Play Dirty is another movie that likely wouldn’t exist without The Dirty Dozen. And that’s okay. Filmmakers have been borrowing the concept (if not flat-out ripping it off) for decades with varied results. This mostly forgotten British take on the formula was one of the first, but hardly the worst.
Taking place in Africa during World War II, Captain Douglas (Michael Caine) is a petroleum engineer ordered to command a mission into German-occupied territory and blow up a major fuel station, thus tipping the scales in Britain’s favor. His team consists of war criminals led by Captain Cyril Leech (Nigel Davenport). Unlike Douglas, who tends to do things by the book, Leech is cynical and undisciplined, but far more experienced in desert warfare.
|"Yeah...you called 'shotgun'...this time."|
There are some good action sequences and the plot itself is a fairly interesting variation of The Dirty Dozen. But unlike that classic, Play Dirty is mostly bereft of engaging characters. Aside from Leech and a scavenging gay couple, none of the team are provided much of a personality. And while Caine is decent in his role, it's Davenport who gives the best performance.

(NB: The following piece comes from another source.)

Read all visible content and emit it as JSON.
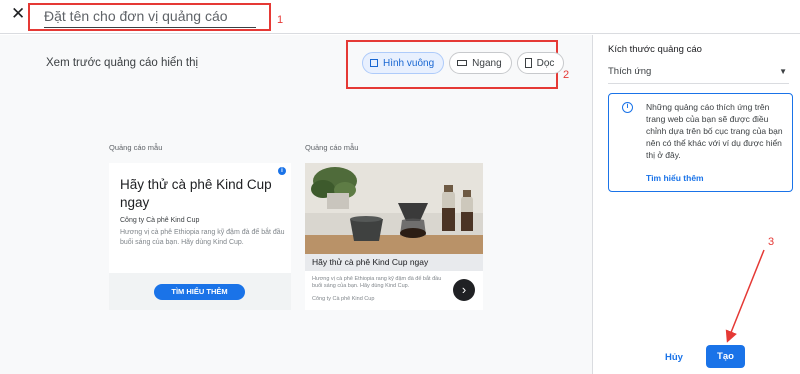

Still, Play Dirty is watchable. It’s no classic and doesn’t win any awards for originality, but with tempered expectations, the film is an agreeable way to kill a few hours. And trust me…you’ve seen worse movies that copy a classic.